Taxis

Taxi service covers most of the major towns in Chile and you can either flag a taxi down or ring for one. Most taxis are metered but it’s also possible to negotiate a fixed fare for longer trips (if you are clear about a reasonable price!). In Santiago the flagfall for a taxi is 200 pesos with an ongoing rate of 100 pesos for every 200 metres.

Chile also has taxi colectivos which run on fixed routes that are specified on the roof of the taxi. They often run from train stations or other central locations. The charge may be indicated in the front windscreen and the rates are only a fraction more expensive than a bus. Colectivos are much faster than the buses, although they might not leave until they have a full load.

Chile Bus Travel

Chile has a good bus system with lots of bus companies, so fares are very competitive. Examples of major bus companies include Tur Bus and Pullman. It’s possible to travel from Santiago to Portillo or to Nevados de Chillan via bus, but to get to the Tres Valles ski resorts, you’ll need to get a shuttle with one of the tour companies or ski shops.

Chile Ski Tours

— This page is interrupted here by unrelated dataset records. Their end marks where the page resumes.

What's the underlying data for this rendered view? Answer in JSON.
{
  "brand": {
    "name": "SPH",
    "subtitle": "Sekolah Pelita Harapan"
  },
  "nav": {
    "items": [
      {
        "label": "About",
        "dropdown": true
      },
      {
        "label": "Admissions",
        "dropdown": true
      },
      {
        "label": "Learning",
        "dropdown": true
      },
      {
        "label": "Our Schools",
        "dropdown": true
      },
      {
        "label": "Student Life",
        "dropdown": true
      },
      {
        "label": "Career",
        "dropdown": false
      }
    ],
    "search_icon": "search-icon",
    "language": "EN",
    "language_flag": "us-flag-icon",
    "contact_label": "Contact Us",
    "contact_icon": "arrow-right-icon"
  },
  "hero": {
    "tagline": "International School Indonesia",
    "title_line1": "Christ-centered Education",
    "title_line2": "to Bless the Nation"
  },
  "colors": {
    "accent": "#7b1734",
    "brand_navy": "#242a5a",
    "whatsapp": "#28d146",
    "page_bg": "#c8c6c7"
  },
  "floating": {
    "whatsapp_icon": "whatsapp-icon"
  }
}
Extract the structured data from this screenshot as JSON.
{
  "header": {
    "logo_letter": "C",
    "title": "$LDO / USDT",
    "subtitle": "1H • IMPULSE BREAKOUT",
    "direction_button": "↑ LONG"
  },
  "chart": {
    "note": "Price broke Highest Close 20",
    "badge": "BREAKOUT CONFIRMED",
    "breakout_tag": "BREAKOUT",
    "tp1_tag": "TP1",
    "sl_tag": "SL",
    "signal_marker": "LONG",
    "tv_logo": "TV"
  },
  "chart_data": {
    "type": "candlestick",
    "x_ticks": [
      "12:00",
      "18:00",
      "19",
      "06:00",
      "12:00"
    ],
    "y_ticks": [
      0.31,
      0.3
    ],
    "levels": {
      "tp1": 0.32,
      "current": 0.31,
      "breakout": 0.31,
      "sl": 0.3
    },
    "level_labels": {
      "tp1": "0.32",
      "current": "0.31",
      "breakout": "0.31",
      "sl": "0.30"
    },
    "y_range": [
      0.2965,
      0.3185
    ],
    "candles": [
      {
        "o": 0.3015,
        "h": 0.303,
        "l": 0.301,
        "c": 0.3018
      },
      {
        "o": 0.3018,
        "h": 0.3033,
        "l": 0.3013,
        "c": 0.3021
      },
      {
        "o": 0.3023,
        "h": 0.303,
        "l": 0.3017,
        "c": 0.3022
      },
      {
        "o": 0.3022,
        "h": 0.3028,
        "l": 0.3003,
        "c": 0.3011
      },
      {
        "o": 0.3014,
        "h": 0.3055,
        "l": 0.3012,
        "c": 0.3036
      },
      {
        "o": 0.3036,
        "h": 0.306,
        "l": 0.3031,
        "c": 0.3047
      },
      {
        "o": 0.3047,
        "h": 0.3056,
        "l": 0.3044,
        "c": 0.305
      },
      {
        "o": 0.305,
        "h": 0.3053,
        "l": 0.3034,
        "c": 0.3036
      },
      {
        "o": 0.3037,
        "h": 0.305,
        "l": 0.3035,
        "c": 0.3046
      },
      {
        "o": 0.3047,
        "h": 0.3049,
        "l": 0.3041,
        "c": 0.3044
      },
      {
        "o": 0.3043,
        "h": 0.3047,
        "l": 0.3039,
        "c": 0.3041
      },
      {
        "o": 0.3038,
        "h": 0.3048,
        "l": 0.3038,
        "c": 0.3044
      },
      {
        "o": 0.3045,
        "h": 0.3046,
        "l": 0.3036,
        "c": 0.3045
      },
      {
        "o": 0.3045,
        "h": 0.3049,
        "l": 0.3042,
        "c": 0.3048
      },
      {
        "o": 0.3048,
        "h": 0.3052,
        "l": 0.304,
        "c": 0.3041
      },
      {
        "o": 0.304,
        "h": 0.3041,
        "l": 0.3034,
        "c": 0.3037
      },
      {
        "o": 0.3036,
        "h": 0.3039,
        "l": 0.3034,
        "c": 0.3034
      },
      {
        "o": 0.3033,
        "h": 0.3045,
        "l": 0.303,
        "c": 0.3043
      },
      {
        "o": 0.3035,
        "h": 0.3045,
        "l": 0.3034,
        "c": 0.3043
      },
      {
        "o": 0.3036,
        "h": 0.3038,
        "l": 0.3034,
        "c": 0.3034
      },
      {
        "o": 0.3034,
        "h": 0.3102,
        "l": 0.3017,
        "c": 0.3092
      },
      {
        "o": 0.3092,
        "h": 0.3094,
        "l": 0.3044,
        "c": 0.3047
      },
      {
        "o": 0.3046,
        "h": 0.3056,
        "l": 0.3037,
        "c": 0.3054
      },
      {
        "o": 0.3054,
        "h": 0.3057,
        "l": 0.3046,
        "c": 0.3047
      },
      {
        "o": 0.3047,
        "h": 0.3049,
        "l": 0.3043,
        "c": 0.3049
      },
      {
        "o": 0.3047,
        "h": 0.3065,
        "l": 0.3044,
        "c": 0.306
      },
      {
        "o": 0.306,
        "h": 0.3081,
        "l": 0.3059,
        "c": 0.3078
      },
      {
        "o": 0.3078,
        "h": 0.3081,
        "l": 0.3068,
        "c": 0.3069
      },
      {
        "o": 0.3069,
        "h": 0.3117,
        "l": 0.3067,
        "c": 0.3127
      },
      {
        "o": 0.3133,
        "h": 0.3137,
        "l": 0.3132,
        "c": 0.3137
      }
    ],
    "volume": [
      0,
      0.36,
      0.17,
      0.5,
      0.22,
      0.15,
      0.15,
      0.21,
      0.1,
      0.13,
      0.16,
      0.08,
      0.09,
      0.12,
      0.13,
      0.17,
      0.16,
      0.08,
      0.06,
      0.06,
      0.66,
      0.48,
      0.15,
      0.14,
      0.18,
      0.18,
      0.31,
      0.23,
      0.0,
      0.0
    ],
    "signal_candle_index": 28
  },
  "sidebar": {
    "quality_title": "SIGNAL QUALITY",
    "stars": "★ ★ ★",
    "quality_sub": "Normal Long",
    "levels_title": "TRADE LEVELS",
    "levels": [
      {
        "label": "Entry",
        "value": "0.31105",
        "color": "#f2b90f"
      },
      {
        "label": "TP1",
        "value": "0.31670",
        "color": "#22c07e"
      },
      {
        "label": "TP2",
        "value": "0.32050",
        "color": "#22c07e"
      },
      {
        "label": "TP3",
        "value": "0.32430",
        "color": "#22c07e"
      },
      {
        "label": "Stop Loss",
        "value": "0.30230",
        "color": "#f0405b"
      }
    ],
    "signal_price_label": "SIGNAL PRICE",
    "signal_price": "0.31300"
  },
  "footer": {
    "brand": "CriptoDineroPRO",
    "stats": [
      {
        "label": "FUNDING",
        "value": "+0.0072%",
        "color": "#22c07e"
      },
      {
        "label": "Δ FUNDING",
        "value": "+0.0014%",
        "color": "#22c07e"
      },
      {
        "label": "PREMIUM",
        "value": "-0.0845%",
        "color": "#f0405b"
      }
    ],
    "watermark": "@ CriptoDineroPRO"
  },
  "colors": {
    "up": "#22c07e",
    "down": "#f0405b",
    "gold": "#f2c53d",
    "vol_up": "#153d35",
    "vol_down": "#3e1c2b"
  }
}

Going on a ski tour can often be more preferable than trying to self-drive around Chile, especially if your Spanish language skills are somewhat lacking. Google maps don’t cover all the ski areas. GPS navigation systems that are not out of date can be hard to find. Putting on chains may be a big hassle, and driving up some of the ski resort access roads can be incredibly daunting. Going on a tour takes away all the stress, and you can then save your energy for skiing or boarding. Hopefully you’ll also meet some new ski buddies.